The life after their conviction is also a rather interesting one. They managed to keep their infamous status and were ironically spoken favourably by many. Prison life seemed to change these notorious gangsters and are told to be very generous, kind and charitable criminals. The twins were separated after Ronnie was diagnosed as a paranoid schizophrenic and moved to Broadmoor Hospital, a high-security psychiatric facility. and there was a deterioration in Reggie’s mental health as was moved from prison to prison, reportedly beaten by many wardens, he became isolated away from his brother and experienced somewhat hard years. Without his ‘backup’ he was now victim to the actions he had previously performed whilst at large with his brother behind bars.
After Ronnie was transferred to this a high-security psychiatric ward from the prison, his change in label from a resident to a patient helped his self concept and got on better in this facility. A humorous aspect to Ronnie’s time in Broadmarsh was as there was no compulsory uniform he had a tailor brought in and was seen as the best dressed on the ward, requesting Hugo Boss and Giorgio Armani.
Above: Brothers, Reggie (Left) & Ronnie (right) Kray

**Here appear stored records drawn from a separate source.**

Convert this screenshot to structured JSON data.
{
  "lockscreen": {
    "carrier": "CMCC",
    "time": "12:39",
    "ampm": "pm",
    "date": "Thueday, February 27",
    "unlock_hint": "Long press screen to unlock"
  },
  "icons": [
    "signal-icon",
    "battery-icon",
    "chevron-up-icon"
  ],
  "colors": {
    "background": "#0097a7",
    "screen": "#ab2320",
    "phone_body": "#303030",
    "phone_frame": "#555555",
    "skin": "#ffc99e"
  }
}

Ronald Kray died of a heart attack in 1995 at the age of 61.
Reginald Kray was released from prison in 2000 on compassionate grounds but died 8 weeks later to cancer at the age of 66.
It is amazing to believe how much interest and attention they receive to this day and that undoubtedly their crime spree throughout the streets of London was only half of their story. There is certainly more than meets the eye to these twins, their life story will remain a Legend.